> Problem requirements
Where a line of the entries below includes the string "Total", count it. Give only the resulting number.

[Data entries]
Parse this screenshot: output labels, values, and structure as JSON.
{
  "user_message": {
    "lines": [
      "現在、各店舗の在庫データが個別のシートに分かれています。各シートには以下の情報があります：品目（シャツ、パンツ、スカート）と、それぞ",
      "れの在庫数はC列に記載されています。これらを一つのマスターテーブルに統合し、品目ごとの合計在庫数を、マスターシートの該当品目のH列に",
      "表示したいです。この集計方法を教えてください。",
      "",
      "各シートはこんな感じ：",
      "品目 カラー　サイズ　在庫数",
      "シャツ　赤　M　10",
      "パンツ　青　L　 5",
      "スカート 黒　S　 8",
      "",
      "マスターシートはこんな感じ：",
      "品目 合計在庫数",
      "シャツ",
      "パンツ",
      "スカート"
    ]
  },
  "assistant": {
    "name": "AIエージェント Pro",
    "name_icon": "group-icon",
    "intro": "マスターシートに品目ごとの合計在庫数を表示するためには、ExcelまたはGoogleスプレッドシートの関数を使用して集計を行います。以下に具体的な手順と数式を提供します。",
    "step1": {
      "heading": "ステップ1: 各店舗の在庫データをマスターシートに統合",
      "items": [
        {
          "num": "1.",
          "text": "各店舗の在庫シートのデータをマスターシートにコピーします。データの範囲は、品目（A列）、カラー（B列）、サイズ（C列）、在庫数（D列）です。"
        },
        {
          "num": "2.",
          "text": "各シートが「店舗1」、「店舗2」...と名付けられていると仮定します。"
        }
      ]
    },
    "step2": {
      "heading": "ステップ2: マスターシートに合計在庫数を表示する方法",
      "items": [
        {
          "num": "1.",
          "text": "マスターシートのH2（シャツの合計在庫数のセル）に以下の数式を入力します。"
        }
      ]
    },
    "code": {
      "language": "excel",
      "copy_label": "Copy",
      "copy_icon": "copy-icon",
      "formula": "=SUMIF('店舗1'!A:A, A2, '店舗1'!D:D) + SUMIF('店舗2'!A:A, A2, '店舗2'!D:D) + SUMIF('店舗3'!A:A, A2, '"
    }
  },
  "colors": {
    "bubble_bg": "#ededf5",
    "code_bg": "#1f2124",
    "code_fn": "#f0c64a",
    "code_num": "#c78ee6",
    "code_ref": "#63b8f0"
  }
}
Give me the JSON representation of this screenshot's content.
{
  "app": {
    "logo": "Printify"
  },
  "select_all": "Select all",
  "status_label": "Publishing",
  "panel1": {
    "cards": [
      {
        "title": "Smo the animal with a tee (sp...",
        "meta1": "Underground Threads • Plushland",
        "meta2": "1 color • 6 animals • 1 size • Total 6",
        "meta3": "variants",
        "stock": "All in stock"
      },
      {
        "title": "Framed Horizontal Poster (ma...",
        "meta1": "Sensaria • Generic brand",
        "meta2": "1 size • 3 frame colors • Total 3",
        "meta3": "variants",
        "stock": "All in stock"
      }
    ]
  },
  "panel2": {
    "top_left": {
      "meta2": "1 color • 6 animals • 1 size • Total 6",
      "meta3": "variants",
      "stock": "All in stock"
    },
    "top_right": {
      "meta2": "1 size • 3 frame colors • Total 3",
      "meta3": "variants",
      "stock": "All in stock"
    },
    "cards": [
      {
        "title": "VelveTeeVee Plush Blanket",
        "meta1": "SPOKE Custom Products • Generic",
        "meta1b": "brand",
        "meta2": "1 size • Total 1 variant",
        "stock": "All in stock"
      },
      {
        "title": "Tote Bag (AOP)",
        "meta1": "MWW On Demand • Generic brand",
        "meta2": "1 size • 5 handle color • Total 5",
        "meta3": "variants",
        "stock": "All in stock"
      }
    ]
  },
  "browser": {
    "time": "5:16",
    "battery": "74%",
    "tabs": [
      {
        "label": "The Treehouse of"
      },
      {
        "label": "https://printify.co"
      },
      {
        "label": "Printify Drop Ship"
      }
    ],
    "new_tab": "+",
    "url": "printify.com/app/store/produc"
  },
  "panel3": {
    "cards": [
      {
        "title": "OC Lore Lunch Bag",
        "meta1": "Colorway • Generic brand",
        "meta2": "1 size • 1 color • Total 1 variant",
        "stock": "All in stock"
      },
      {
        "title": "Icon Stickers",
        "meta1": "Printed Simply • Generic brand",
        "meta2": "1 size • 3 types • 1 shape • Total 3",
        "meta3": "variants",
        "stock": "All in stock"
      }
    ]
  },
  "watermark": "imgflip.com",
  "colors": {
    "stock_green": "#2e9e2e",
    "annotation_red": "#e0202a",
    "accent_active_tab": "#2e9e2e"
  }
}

> Task answer
8